■ Records from a collection ■
++++++++++
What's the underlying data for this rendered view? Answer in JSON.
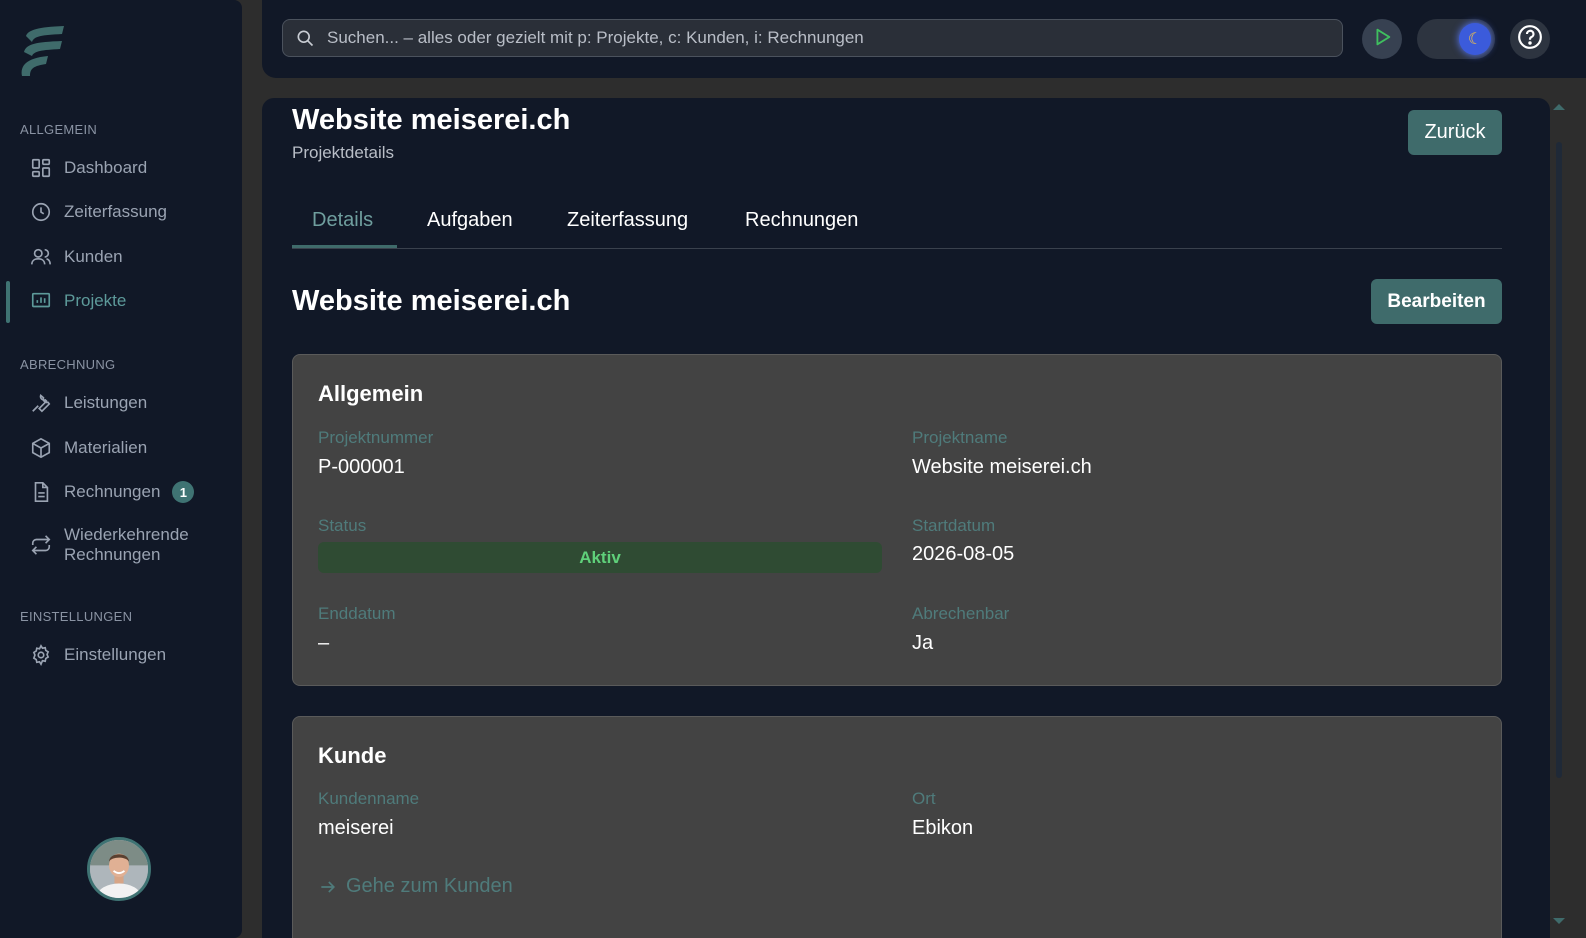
{
  "sidebar": {
    "sections": [
      {
        "title": "ALLGEMEIN"
      },
      {
        "title": "ABRECHNUNG"
      },
      {
        "title": "EINSTELLUNGEN"
      }
    ],
    "items": [
      {
        "label": "Dashboard",
        "icon": "dashboard-grid-icon"
      },
      {
        "label": "Zeiterfassung",
        "icon": "clock-icon"
      },
      {
        "label": "Kunden",
        "icon": "users-icon"
      },
      {
        "label": "Projekte",
        "icon": "presentation-chart-icon",
        "active": true
      },
      {
        "label": "Leistungen",
        "icon": "wrench-icon"
      },
      {
        "label": "Materialien",
        "icon": "package-icon"
      },
      {
        "label": "Rechnungen",
        "icon": "document-icon",
        "badge": "1"
      },
      {
        "label_line1": "Wiederkehrende",
        "label_line2": "Rechnungen",
        "icon": "repeat-icon"
      },
      {
        "label": "Einstellungen",
        "icon": "gear-icon"
      }
    ]
  },
  "topbar": {
    "search_placeholder": "Suchen... – alles oder gezielt mit p: Projekte, c: Kunden, i: Rechnungen"
  },
  "page": {
    "title": "Website meiserei.ch",
    "subtitle": "Projektdetails",
    "back_label": "Zurück",
    "tabs": [
      {
        "label": "Details",
        "active": true
      },
      {
        "label": "Aufgaben"
      },
      {
        "label": "Zeiterfassung"
      },
      {
        "label": "Rechnungen"
      }
    ],
    "section_title": "Website meiserei.ch",
    "edit_label": "Bearbeiten"
  },
  "general_card": {
    "title": "Allgemein",
    "project_number_label": "Projektnummer",
    "project_number": "P-000001",
    "project_name_label": "Projektname",
    "project_name": "Website meiserei.ch",
    "status_label": "Status",
    "status": "Aktiv",
    "start_label": "Startdatum",
    "start": "2026-08-05",
    "end_label": "Enddatum",
    "end": "–",
    "billable_label": "Abrechenbar",
    "billable": "Ja"
  },
  "customer_card": {
    "title": "Kunde",
    "name_label": "Kundenname",
    "name": "meiserei",
    "city_label": "Ort",
    "city": "Ebikon",
    "link_label": "Gehe zum Kunden"
  },
  "colors": {
    "accent": "#3f6b6b",
    "sidebar_bg": "#111827",
    "status_green": "#5fd07a"
  }
}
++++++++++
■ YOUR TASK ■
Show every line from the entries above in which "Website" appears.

■ PROBLEM SOLUTION ■
    "title": "Website meiserei.ch",
    "section_title": "Website meiserei.ch",
    "project_name": "Website meiserei.ch",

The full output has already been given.